Find and copy each line in the material below where the string "search" occurs.

^^^^^^^^^^^^^^^^

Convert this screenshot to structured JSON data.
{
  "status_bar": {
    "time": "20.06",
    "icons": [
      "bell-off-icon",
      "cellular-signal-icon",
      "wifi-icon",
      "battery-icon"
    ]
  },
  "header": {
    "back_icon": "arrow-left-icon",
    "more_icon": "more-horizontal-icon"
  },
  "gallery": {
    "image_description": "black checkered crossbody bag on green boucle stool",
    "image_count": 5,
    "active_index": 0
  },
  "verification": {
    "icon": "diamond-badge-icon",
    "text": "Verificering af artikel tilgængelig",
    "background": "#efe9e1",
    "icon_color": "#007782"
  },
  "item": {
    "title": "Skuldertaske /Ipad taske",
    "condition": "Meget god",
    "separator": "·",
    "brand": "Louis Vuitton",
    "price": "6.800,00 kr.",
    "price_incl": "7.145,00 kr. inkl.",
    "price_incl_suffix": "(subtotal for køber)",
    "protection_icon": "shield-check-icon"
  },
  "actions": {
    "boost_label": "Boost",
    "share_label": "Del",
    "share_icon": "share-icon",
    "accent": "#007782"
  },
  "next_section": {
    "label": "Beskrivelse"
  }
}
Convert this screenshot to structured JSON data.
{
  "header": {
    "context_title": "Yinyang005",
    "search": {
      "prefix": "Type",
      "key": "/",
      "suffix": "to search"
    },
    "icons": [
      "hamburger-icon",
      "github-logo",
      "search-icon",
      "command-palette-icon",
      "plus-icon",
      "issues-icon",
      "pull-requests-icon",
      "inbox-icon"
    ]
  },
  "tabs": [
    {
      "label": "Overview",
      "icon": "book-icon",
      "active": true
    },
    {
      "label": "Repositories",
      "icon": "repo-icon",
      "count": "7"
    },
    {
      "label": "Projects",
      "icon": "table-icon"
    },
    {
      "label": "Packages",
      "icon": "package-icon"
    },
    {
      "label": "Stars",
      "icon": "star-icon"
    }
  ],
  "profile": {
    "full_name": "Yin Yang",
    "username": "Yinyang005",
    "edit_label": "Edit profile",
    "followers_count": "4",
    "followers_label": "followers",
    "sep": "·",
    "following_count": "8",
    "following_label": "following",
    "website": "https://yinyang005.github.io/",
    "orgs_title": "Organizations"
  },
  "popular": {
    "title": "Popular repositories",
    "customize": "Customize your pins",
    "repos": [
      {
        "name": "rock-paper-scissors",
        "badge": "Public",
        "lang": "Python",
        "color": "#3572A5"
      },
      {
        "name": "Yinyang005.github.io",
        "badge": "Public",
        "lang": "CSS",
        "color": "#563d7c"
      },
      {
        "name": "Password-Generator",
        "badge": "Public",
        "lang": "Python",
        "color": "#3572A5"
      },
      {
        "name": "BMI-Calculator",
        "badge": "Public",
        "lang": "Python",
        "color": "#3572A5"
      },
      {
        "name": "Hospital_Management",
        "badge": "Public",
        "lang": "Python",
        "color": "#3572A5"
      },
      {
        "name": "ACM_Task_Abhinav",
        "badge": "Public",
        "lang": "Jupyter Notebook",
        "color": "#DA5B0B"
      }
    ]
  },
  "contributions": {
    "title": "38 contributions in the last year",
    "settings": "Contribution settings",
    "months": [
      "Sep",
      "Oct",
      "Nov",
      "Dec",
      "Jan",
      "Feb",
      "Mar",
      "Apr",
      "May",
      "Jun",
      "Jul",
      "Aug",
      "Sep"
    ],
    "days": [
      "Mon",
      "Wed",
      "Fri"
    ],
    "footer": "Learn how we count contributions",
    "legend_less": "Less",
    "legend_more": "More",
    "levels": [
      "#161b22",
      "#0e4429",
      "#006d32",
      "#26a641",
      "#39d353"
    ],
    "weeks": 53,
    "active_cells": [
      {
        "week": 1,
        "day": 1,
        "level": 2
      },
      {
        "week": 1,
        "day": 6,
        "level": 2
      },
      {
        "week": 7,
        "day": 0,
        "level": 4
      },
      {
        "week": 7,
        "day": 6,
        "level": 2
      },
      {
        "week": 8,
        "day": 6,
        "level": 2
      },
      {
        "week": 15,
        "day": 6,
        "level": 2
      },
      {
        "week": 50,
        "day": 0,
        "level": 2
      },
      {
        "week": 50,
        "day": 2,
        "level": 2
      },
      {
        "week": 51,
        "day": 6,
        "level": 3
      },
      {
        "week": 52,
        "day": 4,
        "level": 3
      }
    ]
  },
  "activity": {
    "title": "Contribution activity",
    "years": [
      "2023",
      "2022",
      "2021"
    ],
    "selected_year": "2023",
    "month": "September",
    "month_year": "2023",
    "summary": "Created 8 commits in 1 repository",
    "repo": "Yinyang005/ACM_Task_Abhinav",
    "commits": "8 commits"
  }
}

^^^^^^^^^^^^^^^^

## [Answer]
    "search": {
      "suffix": "to search"
      "search-icon",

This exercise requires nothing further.